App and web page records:

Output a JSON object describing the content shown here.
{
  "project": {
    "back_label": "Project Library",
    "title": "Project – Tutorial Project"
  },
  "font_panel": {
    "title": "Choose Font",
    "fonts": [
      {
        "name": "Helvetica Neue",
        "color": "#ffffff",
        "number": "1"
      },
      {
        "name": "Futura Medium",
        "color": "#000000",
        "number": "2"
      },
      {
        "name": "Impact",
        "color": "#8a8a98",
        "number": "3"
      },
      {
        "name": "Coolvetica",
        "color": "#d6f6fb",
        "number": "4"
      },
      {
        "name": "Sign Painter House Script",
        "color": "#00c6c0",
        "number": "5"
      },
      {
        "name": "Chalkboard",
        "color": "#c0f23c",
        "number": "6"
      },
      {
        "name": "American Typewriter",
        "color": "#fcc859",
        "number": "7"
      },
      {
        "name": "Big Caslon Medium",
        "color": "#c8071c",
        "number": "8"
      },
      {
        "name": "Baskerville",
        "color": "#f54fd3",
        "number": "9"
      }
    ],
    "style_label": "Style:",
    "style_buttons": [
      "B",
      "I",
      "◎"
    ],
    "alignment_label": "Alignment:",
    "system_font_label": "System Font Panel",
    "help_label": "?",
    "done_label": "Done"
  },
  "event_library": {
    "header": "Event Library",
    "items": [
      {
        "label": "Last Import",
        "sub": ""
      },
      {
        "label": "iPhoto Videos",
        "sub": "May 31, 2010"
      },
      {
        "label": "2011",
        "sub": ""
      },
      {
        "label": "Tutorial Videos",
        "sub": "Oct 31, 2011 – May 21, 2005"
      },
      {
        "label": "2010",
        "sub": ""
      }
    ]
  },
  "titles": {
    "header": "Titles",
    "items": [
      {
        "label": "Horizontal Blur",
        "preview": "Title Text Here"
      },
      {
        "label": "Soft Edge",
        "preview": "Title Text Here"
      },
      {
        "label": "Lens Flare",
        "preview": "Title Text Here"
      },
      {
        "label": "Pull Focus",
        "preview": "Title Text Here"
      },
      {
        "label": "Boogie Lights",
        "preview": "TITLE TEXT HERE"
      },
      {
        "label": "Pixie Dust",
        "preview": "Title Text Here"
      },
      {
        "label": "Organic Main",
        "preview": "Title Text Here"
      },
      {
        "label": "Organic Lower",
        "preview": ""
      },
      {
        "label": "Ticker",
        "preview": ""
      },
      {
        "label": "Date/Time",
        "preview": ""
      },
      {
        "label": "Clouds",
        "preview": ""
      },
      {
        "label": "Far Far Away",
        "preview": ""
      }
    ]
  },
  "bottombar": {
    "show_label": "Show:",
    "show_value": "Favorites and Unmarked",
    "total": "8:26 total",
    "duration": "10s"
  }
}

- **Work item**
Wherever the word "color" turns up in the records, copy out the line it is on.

- **Expected output**
        "color": "#ffffff",
        "color": "#000000",
        "color": "#8a8a98",
        "color": "#d6f6fb",
        "color": "#00c6c0",
        "color": "#c0f23c",
        "color": "#fcc859",
        "color": "#c8071c",
        "color": "#f54fd3",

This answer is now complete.